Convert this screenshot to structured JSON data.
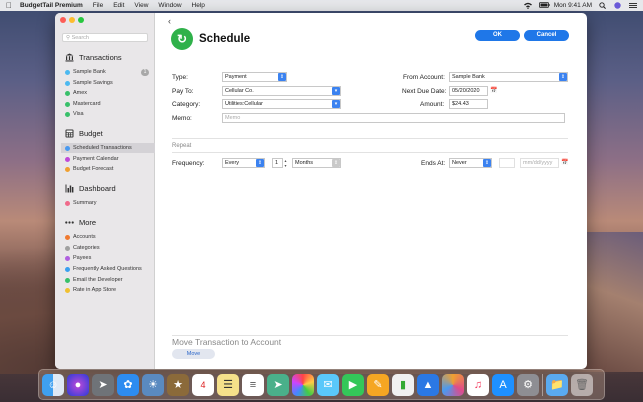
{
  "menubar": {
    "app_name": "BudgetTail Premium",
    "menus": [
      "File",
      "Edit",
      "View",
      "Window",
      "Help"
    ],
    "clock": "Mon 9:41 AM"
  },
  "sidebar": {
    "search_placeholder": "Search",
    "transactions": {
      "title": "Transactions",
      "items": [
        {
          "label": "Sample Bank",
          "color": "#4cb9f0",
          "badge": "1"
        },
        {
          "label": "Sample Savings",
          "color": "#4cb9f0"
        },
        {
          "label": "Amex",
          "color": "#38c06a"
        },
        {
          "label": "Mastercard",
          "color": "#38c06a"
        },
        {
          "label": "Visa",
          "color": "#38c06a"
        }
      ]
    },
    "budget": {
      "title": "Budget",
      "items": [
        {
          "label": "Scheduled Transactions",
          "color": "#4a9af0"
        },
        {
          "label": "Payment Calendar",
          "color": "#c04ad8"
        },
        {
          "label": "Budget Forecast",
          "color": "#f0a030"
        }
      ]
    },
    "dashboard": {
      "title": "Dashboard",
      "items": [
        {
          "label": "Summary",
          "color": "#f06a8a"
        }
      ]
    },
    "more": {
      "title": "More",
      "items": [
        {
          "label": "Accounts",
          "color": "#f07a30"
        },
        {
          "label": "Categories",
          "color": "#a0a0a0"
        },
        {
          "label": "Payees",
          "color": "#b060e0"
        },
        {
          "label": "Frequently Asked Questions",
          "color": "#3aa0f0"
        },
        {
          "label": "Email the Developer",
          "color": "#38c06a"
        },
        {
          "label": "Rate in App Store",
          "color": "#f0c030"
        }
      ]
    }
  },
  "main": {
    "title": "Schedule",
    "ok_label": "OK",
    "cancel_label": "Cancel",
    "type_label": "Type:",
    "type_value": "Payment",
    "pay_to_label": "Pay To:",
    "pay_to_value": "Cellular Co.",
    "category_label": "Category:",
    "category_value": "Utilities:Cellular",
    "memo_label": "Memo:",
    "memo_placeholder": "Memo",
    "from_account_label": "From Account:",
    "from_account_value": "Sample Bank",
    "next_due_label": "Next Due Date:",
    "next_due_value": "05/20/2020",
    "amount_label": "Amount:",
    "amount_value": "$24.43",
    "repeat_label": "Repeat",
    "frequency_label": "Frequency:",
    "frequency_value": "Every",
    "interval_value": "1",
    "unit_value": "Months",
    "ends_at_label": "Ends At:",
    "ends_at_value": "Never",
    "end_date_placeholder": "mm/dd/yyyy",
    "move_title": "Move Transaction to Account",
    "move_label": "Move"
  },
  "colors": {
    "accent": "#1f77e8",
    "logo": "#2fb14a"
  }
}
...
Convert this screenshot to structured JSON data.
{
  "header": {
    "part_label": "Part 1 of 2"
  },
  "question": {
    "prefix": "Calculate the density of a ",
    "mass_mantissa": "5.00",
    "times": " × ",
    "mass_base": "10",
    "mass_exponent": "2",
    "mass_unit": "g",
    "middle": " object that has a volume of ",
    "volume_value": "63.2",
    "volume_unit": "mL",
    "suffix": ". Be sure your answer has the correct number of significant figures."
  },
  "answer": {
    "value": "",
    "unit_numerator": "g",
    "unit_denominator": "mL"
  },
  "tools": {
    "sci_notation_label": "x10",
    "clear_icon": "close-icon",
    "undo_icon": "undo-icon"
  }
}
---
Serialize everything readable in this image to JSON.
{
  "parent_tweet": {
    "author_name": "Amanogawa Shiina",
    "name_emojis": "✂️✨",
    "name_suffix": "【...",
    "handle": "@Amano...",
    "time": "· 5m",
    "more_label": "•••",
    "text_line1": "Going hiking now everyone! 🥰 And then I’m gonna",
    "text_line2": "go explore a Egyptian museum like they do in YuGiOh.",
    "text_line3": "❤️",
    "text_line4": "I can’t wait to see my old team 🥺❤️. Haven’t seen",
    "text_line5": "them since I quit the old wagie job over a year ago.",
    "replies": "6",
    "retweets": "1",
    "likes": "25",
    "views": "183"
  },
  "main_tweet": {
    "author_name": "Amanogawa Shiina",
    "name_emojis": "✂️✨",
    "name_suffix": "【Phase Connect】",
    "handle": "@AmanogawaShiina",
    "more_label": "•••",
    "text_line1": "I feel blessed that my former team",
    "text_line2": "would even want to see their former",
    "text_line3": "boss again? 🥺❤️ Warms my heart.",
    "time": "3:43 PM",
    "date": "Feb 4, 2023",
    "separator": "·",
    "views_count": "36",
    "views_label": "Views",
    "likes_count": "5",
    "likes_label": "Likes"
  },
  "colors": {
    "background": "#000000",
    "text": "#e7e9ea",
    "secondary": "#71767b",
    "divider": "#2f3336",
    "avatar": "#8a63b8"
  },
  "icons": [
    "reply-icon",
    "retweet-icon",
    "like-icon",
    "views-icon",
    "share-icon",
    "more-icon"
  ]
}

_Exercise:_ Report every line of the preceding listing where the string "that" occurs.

_Result for this exercise:_
    "middle": " object that has a volume of ",
    "text_line1": "I feel blessed that my former team",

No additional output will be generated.